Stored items
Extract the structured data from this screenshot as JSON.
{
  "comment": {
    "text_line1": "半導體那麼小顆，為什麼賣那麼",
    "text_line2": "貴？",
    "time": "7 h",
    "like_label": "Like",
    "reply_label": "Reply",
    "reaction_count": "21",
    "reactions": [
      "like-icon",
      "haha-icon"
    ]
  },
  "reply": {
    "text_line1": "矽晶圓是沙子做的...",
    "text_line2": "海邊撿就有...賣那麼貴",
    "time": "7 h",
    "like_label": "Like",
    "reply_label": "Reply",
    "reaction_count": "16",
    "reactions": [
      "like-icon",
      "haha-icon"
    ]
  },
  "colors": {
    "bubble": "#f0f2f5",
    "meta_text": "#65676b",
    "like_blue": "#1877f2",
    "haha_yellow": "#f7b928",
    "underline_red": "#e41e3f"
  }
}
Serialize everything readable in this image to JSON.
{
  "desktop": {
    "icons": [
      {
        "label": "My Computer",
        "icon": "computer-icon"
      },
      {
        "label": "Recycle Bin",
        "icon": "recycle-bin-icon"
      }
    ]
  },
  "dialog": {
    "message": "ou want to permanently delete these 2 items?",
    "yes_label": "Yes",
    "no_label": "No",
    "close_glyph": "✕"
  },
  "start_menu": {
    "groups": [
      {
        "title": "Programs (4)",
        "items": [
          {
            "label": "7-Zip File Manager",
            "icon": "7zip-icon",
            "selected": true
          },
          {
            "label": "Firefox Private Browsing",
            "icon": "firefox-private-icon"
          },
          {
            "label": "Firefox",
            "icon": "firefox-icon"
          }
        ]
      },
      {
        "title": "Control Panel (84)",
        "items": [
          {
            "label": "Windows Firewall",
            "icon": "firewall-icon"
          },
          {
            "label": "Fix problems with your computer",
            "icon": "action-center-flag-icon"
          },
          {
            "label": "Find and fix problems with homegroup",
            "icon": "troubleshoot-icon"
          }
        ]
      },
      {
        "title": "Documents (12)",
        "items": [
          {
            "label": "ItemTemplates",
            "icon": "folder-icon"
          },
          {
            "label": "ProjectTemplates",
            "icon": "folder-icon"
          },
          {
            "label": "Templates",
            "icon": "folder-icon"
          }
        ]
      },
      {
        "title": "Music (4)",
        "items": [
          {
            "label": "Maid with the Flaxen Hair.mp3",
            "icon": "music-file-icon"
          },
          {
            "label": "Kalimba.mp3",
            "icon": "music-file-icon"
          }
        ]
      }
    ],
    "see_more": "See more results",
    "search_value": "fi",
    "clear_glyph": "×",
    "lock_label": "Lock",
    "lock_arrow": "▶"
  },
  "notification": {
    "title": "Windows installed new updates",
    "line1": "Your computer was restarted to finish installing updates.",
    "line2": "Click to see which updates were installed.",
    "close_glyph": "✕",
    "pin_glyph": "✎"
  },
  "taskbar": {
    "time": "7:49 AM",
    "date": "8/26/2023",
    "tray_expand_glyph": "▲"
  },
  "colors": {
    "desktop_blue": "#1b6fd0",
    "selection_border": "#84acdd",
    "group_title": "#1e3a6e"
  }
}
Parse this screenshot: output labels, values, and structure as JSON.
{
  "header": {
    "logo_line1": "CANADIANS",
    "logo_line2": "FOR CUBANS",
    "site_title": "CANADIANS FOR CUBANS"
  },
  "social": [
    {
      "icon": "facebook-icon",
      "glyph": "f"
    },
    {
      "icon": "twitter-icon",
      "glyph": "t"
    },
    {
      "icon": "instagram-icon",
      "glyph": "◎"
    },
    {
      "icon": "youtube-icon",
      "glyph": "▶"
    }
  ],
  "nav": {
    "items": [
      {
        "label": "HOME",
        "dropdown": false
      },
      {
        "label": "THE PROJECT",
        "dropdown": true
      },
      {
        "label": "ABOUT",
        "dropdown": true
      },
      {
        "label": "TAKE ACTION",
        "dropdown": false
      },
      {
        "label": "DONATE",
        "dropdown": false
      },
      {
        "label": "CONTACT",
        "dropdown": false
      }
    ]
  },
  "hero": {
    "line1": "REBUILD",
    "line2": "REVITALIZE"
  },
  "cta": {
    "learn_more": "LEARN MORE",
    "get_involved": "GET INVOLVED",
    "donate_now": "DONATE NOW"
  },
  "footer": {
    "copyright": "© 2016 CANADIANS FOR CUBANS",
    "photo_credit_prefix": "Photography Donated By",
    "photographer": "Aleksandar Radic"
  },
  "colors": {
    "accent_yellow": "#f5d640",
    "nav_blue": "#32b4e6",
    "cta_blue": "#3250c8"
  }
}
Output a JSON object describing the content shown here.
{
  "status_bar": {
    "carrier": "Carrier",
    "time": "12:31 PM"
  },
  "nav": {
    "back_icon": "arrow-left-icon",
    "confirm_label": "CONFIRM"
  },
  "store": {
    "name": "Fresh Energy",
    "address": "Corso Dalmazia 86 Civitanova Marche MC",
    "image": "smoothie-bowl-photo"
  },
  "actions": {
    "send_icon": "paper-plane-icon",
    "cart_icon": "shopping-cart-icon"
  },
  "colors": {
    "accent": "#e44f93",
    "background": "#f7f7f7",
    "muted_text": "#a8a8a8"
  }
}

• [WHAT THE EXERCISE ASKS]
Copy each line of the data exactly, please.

• [RESULT OF THE EXERCISE]
Extract the structured data from this screenshot as JSON.
{
  "comment": {
    "text_line1": "半導體那麼小顆，為什麼賣那麼",
    "text_line2": "貴？",
    "time": "7 h",
    "like_label": "Like",
    "reply_label": "Reply",
    "reaction_count": "21",
    "reactions": [
      "like-icon",
      "haha-icon"
    ]
  },
  "reply": {
    "text_line1": "矽晶圓是沙子做的...",
    "text_line2": "海邊撿就有...賣那麼貴",
    "time": "7 h",
    "like_label": "Like",
    "reply_label": "Reply",
    "reaction_count": "16",
    "reactions": [
      "like-icon",
      "haha-icon"
    ]
  },
  "colors": {
    "bubble": "#f0f2f5",
    "meta_text": "#65676b",
    "like_blue": "#1877f2",
    "haha_yellow": "#f7b928",
    "underline_red": "#e41e3f"
  }
}
Serialize everything readable in this image to JSON.
{
  "desktop": {
    "icons": [
      {
        "label": "My Computer",
        "icon": "computer-icon"
      },
      {
        "label": "Recycle Bin",
        "icon": "recycle-bin-icon"
      }
    ]
  },
  "dialog": {
    "message": "ou want to permanently delete these 2 items?",
    "yes_label": "Yes",
    "no_label": "No",
    "close_glyph": "✕"
  },
  "start_menu": {
    "groups": [
      {
        "title": "Programs (4)",
        "items": [
          {
            "label": "7-Zip File Manager",
            "icon": "7zip-icon",
            "selected": true
          },
          {
            "label": "Firefox Private Browsing",
            "icon": "firefox-private-icon"
          },
          {
            "label": "Firefox",
            "icon": "firefox-icon"
          }
        ]
      },
      {
        "title": "Control Panel (84)",
        "items": [
          {
            "label": "Windows Firewall",
            "icon": "firewall-icon"
          },
          {
            "label": "Fix problems with your computer",
            "icon": "action-center-flag-icon"
          },
          {
            "label": "Find and fix problems with homegroup",
            "icon": "troubleshoot-icon"
          }
        ]
      },
      {
        "title": "Documents (12)",
        "items": [
          {
            "label": "ItemTemplates",
            "icon": "folder-icon"
          },
          {
            "label": "ProjectTemplates",
            "icon": "folder-icon"
          },
          {
            "label": "Templates",
            "icon": "folder-icon"
          }
        ]
      },
      {
        "title": "Music (4)",
        "items": [
          {
            "label": "Maid with the Flaxen Hair.mp3",
            "icon": "music-file-icon"
          },
          {
            "label": "Kalimba.mp3",
            "icon": "music-file-icon"
          }
        ]
      }
    ],
    "see_more": "See more results",
    "search_value": "fi",
    "clear_glyph": "×",
    "lock_label": "Lock",
    "lock_arrow": "▶"
  },
  "notification": {
    "title": "Windows installed new updates",
    "line1": "Your computer was restarted to finish installing updates.",
    "line2": "Click to see which updates were installed.",
    "close_glyph": "✕",
    "pin_glyph": "✎"
  },
  "taskbar": {
    "time": "7:49 AM",
    "date": "8/26/2023",
    "tray_expand_glyph": "▲"
  },
  "colors": {
    "desktop_blue": "#1b6fd0",
    "selection_border": "#84acdd",
    "group_title": "#1e3a6e"
  }
}
Parse this screenshot: output labels, values, and structure as JSON.
{
  "header": {
    "logo_line1": "CANADIANS",
    "logo_line2": "FOR CUBANS",
    "site_title": "CANADIANS FOR CUBANS"
  },
  "social": [
    {
      "icon": "facebook-icon",
      "glyph": "f"
    },
    {
      "icon": "twitter-icon",
      "glyph": "t"
    },
    {
      "icon": "instagram-icon",
      "glyph": "◎"
    },
    {
      "icon": "youtube-icon",
      "glyph": "▶"
    }
  ],
  "nav": {
    "items": [
      {
        "label": "HOME",
        "dropdown": false
      },
      {
        "label": "THE PROJECT",
        "dropdown": true
      },
      {
        "label": "ABOUT",
        "dropdown": true
      },
      {
        "label": "TAKE ACTION",
        "dropdown": false
      },
      {
        "label": "DONATE",
        "dropdown": false
      },
      {
        "label": "CONTACT",
        "dropdown": false
      }
    ]
  },
  "hero": {
    "line1": "REBUILD",
    "line2": "REVITALIZE"
  },
  "cta": {
    "learn_more": "LEARN MORE",
    "get_involved": "GET INVOLVED",
    "donate_now": "DONATE NOW"
  },
  "footer": {
    "copyright": "© 2016 CANADIANS FOR CUBANS",
    "photo_credit_prefix": "Photography Donated By",
    "photographer": "Aleksandar Radic"
  },
  "colors": {
    "accent_yellow": "#f5d640",
    "nav_blue": "#32b4e6",
    "cta_blue": "#3250c8"
  }
}
Output a JSON object describing the content shown here.
{
  "status_bar": {
    "carrier": "Carrier",
    "time": "12:31 PM"
  },
  "nav": {
    "back_icon": "arrow-left-icon",
    "confirm_label": "CONFIRM"
  },
  "store": {
    "name": "Fresh Energy",
    "address": "Corso Dalmazia 86 Civitanova Marche MC",
    "image": "smoothie-bowl-photo"
  },
  "actions": {
    "send_icon": "paper-plane-icon",
    "cart_icon": "shopping-cart-icon"
  },
  "colors": {
    "accent": "#e44f93",
    "background": "#f7f7f7",
    "muted_text": "#a8a8a8"
  }
}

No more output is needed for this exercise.